#### Material shown

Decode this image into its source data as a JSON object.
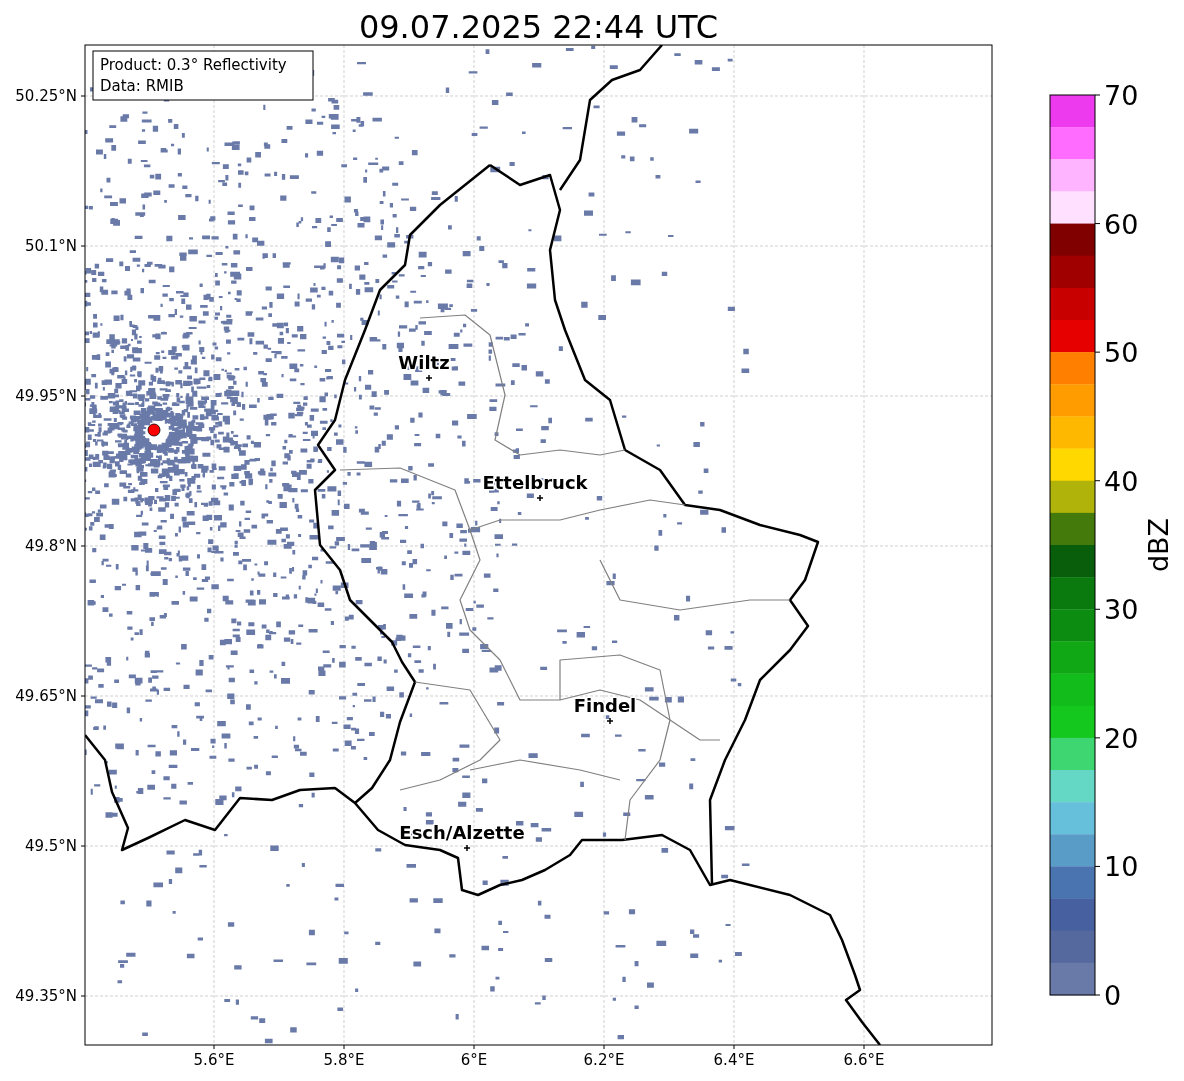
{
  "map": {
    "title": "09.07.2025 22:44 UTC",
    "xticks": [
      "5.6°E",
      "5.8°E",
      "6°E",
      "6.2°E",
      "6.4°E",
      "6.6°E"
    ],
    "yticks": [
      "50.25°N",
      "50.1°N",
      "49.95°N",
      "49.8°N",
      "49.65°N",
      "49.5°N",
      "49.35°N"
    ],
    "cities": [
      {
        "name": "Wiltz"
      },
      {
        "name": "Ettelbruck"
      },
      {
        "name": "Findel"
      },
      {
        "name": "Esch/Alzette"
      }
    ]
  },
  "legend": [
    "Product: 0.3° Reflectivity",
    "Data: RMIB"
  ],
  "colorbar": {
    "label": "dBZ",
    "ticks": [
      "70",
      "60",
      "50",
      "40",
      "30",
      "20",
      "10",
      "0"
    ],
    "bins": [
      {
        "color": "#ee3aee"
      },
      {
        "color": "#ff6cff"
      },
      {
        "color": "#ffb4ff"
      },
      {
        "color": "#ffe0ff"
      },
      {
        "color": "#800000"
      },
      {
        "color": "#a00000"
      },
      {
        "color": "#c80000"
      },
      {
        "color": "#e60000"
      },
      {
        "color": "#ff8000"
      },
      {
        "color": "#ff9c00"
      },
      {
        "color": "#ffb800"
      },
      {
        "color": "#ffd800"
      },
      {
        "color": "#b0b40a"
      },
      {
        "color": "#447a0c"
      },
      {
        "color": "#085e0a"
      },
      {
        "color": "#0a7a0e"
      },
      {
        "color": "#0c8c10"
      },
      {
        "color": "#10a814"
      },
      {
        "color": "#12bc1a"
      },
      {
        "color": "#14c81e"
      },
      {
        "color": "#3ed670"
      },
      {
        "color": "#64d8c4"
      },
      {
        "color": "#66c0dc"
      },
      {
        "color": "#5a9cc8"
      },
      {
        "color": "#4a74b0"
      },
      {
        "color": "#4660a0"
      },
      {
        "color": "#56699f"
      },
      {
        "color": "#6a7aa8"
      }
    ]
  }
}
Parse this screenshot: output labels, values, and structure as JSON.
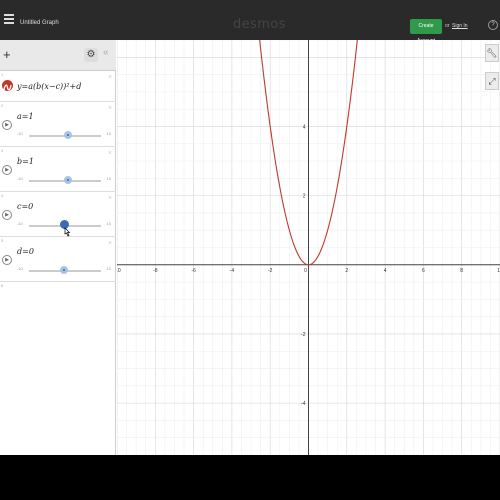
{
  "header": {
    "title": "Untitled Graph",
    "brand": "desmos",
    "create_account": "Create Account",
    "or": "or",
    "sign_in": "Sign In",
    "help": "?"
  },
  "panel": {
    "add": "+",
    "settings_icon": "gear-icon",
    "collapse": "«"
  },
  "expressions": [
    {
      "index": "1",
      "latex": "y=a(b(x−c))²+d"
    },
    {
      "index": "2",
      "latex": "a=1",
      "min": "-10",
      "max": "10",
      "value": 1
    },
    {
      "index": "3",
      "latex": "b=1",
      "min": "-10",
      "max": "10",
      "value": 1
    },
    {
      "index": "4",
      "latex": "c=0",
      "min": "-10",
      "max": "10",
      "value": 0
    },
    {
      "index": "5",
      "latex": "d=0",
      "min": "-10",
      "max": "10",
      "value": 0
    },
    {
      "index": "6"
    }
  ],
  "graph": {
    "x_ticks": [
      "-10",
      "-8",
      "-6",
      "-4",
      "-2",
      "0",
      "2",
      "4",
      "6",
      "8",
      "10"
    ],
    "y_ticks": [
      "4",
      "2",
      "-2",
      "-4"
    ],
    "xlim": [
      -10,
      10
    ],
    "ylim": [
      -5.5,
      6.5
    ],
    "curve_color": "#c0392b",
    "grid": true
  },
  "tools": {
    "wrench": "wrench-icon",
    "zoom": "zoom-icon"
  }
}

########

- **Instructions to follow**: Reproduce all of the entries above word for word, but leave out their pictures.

- **Answer box**:
Decode this image into its source data as a JSON object.
{
  "map": {
    "title": "09.07.2025 22:44 UTC",
    "xticks": [
      "5.6°E",
      "5.8°E",
      "6°E",
      "6.2°E",
      "6.4°E",
      "6.6°E"
    ],
    "yticks": [
      "50.25°N",
      "50.1°N",
      "49.95°N",
      "49.8°N",
      "49.65°N",
      "49.5°N",
      "49.35°N"
    ],
    "cities": [
      {
        "name": "Wiltz"
      },
      {
        "name": "Ettelbruck"
      },
      {
        "name": "Findel"
      },
      {
        "name": "Esch/Alzette"
      }
    ]
  },
  "legend": [
    "Product: 0.3° Reflectivity",
    "Data: RMIB"
  ],
  "colorbar": {
    "label": "dBZ",
    "ticks": [
      "70",
      "60",
      "50",
      "40",
      "30",
      "20",
      "10",
      "0"
    ],
    "bins": [
      {
        "color": "#ee3aee"
      },
      {
        "color": "#ff6cff"
      },
      {
        "color": "#ffb4ff"
      },
      {
        "color": "#ffe0ff"
      },
      {
        "color": "#800000"
      },
      {
        "color": "#a00000"
      },
      {
        "color": "#c80000"
      },
      {
        "color": "#e60000"
      },
      {
        "color": "#ff8000"
      },
      {
        "color": "#ff9c00"
      },
      {
        "color": "#ffb800"
      },
      {
        "color": "#ffd800"
      },
      {
        "color": "#b0b40a"
      },
      {
        "color": "#447a0c"
      },
      {
        "color": "#085e0a"
      },
      {
        "color": "#0a7a0e"
      },
      {
        "color": "#0c8c10"
      },
      {
        "color": "#10a814"
      },
      {
        "color": "#12bc1a"
      },
      {
        "color": "#14c81e"
      },
      {
        "color": "#3ed670"
      },
      {
        "color": "#64d8c4"
      },
      {
        "color": "#66c0dc"
      },
      {
        "color": "#5a9cc8"
      },
      {
        "color": "#4a74b0"
      },
      {
        "color": "#4660a0"
      },
      {
        "color": "#56699f"
      },
      {
        "color": "#6a7aa8"
      }
    ]
  }
}
Parse this screenshot: output labels, values, and structure as JSON.
{
  "header": {
    "title": "Untitled Graph",
    "brand": "desmos",
    "create_account": "Create Account",
    "or": "or",
    "sign_in": "Sign In",
    "help": "?"
  },
  "panel": {
    "add": "+",
    "settings_icon": "gear-icon",
    "collapse": "«"
  },
  "expressions": [
    {
      "index": "1",
      "latex": "y=a(b(x−c))²+d"
    },
    {
      "index": "2",
      "latex": "a=1",
      "min": "-10",
      "max": "10",
      "value": 1
    },
    {
      "index": "3",
      "latex": "b=1",
      "min": "-10",
      "max": "10",
      "value": 1
    },
    {
      "index": "4",
      "latex": "c=0",
      "min": "-10",
      "max": "10",
      "value": 0
    },
    {
      "index": "5",
      "latex": "d=0",
      "min": "-10",
      "max": "10",
      "value": 0
    },
    {
      "index": "6"
    }
  ],
  "graph": {
    "x_ticks": [
      "-10",
      "-8",
      "-6",
      "-4",
      "-2",
      "0",
      "2",
      "4",
      "6",
      "8",
      "10"
    ],
    "y_ticks": [
      "4",
      "2",
      "-2",
      "-4"
    ],
    "xlim": [
      -10,
      10
    ],
    "ylim": [
      -5.5,
      6.5
    ],
    "curve_color": "#c0392b",
    "grid": true
  },
  "tools": {
    "wrench": "wrench-icon",
    "zoom": "zoom-icon"
  }
}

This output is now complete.